▸ WHAT IS NEEDED:
Word by word and line by line, write out all of the records.

▸ SUPPLIED DATA:
"""

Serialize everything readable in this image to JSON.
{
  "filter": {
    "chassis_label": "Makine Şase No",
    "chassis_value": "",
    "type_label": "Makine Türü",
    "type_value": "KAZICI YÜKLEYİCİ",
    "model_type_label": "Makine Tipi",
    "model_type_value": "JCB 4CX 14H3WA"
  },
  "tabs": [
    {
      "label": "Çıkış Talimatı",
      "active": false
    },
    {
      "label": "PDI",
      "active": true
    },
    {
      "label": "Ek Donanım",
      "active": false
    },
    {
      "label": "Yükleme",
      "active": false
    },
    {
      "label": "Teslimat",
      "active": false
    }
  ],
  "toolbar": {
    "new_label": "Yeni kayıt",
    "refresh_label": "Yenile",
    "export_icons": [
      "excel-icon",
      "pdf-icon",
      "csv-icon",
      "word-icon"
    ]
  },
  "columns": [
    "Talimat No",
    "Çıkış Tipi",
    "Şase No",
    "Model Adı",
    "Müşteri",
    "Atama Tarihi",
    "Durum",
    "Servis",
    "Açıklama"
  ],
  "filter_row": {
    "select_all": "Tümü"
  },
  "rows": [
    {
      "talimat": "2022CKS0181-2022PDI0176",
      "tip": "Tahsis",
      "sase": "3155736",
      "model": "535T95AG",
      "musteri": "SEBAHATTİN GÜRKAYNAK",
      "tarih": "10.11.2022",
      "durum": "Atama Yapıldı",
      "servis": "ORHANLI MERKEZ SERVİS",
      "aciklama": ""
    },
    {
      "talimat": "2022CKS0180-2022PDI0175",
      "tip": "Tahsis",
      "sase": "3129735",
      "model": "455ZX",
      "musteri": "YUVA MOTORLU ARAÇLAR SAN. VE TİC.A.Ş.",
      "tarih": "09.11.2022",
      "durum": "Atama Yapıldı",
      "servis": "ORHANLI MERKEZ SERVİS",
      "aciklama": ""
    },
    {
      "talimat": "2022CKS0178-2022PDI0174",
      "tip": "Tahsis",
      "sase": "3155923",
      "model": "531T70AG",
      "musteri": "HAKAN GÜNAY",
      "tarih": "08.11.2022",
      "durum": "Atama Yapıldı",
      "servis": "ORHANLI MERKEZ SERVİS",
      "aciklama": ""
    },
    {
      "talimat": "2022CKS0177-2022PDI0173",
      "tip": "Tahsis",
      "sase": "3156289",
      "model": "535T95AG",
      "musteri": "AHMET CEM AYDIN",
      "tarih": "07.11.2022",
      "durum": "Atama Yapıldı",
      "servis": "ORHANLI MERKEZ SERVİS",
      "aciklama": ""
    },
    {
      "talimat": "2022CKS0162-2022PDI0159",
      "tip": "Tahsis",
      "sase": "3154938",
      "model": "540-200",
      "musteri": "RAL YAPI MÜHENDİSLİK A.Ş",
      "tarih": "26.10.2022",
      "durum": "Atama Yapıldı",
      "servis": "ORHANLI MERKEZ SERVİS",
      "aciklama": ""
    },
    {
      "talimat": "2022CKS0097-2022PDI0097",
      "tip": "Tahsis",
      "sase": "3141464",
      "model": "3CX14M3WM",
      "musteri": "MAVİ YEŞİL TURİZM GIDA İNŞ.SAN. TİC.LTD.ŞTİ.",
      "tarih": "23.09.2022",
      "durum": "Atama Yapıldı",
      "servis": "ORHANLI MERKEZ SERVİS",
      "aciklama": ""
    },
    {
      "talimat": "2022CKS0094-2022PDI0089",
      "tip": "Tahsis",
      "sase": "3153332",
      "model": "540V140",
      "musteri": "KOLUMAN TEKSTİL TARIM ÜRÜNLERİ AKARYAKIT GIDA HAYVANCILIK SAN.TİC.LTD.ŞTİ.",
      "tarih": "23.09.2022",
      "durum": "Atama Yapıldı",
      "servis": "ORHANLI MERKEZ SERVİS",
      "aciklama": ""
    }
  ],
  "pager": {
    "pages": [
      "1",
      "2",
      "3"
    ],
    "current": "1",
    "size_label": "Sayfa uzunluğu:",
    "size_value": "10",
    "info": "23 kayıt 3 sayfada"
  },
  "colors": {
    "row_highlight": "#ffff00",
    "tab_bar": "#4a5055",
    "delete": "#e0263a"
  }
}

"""

▸ ANSWER FOR THIS EXERCISE:
Serialize everything readable in this image to JSON.
{
  "filter": {
    "chassis_label": "Makine Şase No",
    "chassis_value": "",
    "type_label": "Makine Türü",
    "type_value": "KAZICI YÜKLEYİCİ",
    "model_type_label": "Makine Tipi",
    "model_type_value": "JCB 4CX 14H3WA"
  },
  "tabs": [
    {
      "label": "Çıkış Talimatı",
      "active": false
    },
    {
      "label": "PDI",
      "active": true
    },
    {
      "label": "Ek Donanım",
      "active": false
    },
    {
      "label": "Yükleme",
      "active": false
    },
    {
      "label": "Teslimat",
      "active": false
    }
  ],
  "toolbar": {
    "new_label": "Yeni kayıt",
    "refresh_label": "Yenile",
    "export_icons": [
      "excel-icon",
      "pdf-icon",
      "csv-icon",
      "word-icon"
    ]
  },
  "columns": [
    "Talimat No",
    "Çıkış Tipi",
    "Şase No",
    "Model Adı",
    "Müşteri",
    "Atama Tarihi",
    "Durum",
    "Servis",
    "Açıklama"
  ],
  "filter_row": {
    "select_all": "Tümü"
  },
  "rows": [
    {
      "talimat": "2022CKS0181-2022PDI0176",
      "tip": "Tahsis",
      "sase": "3155736",
      "model": "535T95AG",
      "musteri": "SEBAHATTİN GÜRKAYNAK",
      "tarih": "10.11.2022",
      "durum": "Atama Yapıldı",
      "servis": "ORHANLI MERKEZ SERVİS",
      "aciklama": ""
    },
    {
      "talimat": "2022CKS0180-2022PDI0175",
      "tip": "Tahsis",
      "sase": "3129735",
      "model": "455ZX",
      "musteri": "YUVA MOTORLU ARAÇLAR SAN. VE TİC.A.Ş.",
      "tarih": "09.11.2022",
      "durum": "Atama Yapıldı",
      "servis": "ORHANLI MERKEZ SERVİS",
      "aciklama": ""
    },
    {
      "talimat": "2022CKS0178-2022PDI0174",
      "tip": "Tahsis",
      "sase": "3155923",
      "model": "531T70AG",
      "musteri": "HAKAN GÜNAY",
      "tarih": "08.11.2022",
      "durum": "Atama Yapıldı",
      "servis": "ORHANLI MERKEZ SERVİS",
      "aciklama": ""
    },
    {
      "talimat": "2022CKS0177-2022PDI0173",
      "tip": "Tahsis",
      "sase": "3156289",
      "model": "535T95AG",
      "musteri": "AHMET CEM AYDIN",
      "tarih": "07.11.2022",
      "durum": "Atama Yapıldı",
      "servis": "ORHANLI MERKEZ SERVİS",
      "aciklama": ""
    },
    {
      "talimat": "2022CKS0162-2022PDI0159",
      "tip": "Tahsis",
      "sase": "3154938",
      "model": "540-200",
      "musteri": "RAL YAPI MÜHENDİSLİK A.Ş",
      "tarih": "26.10.2022",
      "durum": "Atama Yapıldı",
      "servis": "ORHANLI MERKEZ SERVİS",
      "aciklama": ""
    },
    {
      "talimat": "2022CKS0097-2022PDI0097",
      "tip": "Tahsis",
      "sase": "3141464",
      "model": "3CX14M3WM",
      "musteri": "MAVİ YEŞİL TURİZM GIDA İNŞ.SAN. TİC.LTD.ŞTİ.",
      "tarih": "23.09.2022",
      "durum": "Atama Yapıldı",
      "servis": "ORHANLI MERKEZ SERVİS",
      "aciklama": ""
    },
    {
      "talimat": "2022CKS0094-2022PDI0089",
      "tip": "Tahsis",
      "sase": "3153332",
      "model": "540V140",
      "musteri": "KOLUMAN TEKSTİL TARIM ÜRÜNLERİ AKARYAKIT GIDA HAYVANCILIK SAN.TİC.LTD.ŞTİ.",
      "tarih": "23.09.2022",
      "durum": "Atama Yapıldı",
      "servis": "ORHANLI MERKEZ SERVİS",
      "aciklama": ""
    }
  ],
  "pager": {
    "pages": [
      "1",
      "2",
      "3"
    ],
    "current": "1",
    "size_label": "Sayfa uzunluğu:",
    "size_value": "10",
    "info": "23 kayıt 3 sayfada"
  },
  "colors": {
    "row_highlight": "#ffff00",
    "tab_bar": "#4a5055",
    "delete": "#e0263a"
  }
}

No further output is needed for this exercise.